In the same year, Walter appeared in an episode of The Name of the Game, helmed by the "Is There in Truth No Beauty?" director, Ralph Senensky, which also featured David Opatoshu, Don Keefer, Lloyd Kino, and Jason Wingreen.

She is best known for appearing alongside Clint Eastwood in his directorial debut, Play Misty for Me (1971) and for playing the role of Lucille Bluth in the sitcom Arrested Development (2003-2006). She guest-starred in "Mind Over Mayhem", a 1974 episode of Columbo alongside Lou Wagner, Robert Walker, Arthur Batanides, and Charles Macaulay. In 1965, she co-starred with William Shatner in the short-lived television series, For the People. She also appeared as a regular in the first season of 90210 in 2008. Recently she starred in the TV Land sitcom Retired at 35.

Since 2009, she had voiced the character of spymaster Malory Archer on the popular FX adult animated series Archer.

Dawn Wells[]

Dawn Wells was an American actress and comedienne, most famous for her role as Mary Ann Summers in the popular sitcom Gilligan's Island. Along with Terri Garr, Wells was considered for the part of Roberta Lincoln in "Assignment: Earth" (and the proposed spin-off series of the same title). Despite Wells being much more well-known than Garr at the time, Gene Roddenberry eventually chose Garr because she looked "weird" and fit the part better. (These Are the Voyages: TOS Season Two, p. 591)

Brad Weston[]

Main article: Brad Weston

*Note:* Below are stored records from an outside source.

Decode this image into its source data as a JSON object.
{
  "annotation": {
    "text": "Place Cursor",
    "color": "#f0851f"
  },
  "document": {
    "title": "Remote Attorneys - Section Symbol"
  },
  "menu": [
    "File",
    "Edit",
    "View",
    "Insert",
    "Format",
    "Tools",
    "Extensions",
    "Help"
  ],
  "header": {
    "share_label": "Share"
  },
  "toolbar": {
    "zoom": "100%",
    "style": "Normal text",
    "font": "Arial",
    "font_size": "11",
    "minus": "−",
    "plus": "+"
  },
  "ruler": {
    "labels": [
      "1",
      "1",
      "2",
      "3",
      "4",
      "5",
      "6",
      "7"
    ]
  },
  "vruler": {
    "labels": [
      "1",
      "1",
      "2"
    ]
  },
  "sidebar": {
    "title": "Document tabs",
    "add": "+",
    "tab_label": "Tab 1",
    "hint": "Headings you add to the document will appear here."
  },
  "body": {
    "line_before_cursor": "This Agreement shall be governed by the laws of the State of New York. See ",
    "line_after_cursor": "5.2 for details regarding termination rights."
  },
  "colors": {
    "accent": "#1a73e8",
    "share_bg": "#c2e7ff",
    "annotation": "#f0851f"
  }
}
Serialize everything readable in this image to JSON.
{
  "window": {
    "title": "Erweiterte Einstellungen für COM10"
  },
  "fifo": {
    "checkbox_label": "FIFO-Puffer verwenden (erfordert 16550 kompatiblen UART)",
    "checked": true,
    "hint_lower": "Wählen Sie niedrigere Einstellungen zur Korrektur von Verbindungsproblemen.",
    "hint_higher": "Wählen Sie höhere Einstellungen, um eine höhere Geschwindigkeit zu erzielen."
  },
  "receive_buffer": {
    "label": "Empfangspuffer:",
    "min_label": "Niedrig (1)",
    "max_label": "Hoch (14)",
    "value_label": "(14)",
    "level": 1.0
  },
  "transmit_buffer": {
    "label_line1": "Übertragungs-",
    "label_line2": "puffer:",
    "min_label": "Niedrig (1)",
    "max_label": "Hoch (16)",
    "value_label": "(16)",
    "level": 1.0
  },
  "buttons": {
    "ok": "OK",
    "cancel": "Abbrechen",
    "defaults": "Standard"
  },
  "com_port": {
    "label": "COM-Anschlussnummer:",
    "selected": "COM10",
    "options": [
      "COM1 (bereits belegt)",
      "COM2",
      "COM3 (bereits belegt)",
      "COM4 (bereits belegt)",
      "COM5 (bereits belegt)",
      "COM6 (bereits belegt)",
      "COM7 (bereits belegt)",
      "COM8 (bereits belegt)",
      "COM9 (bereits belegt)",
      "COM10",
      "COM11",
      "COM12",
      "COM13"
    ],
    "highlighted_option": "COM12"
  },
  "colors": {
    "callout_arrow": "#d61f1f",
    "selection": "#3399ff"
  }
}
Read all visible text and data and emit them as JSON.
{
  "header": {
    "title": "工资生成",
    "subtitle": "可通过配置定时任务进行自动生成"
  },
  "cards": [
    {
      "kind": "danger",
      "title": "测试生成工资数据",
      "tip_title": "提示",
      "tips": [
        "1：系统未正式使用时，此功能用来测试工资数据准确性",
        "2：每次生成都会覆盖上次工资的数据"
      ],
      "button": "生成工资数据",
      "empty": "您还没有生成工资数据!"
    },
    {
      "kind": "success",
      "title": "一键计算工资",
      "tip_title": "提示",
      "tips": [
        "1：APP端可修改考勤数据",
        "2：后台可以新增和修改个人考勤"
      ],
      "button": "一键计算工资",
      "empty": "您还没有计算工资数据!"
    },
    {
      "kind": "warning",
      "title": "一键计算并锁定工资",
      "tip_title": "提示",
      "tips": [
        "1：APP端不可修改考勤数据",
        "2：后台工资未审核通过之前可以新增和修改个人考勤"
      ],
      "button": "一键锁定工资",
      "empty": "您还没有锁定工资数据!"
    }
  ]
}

After playing the role of Ed Appel in "The Devil in the Dark", Brad Weston was briefly considered by Gene Roddenberry for the then-unspecified part of a young male crewmember, hired to attract the teen-aged female audience, as a regular from the second season. The character eventually evolved into Ensign Pavel Chekov, played by Walter Koenig. (These Are the Voyages: TOS Season One, p. 487)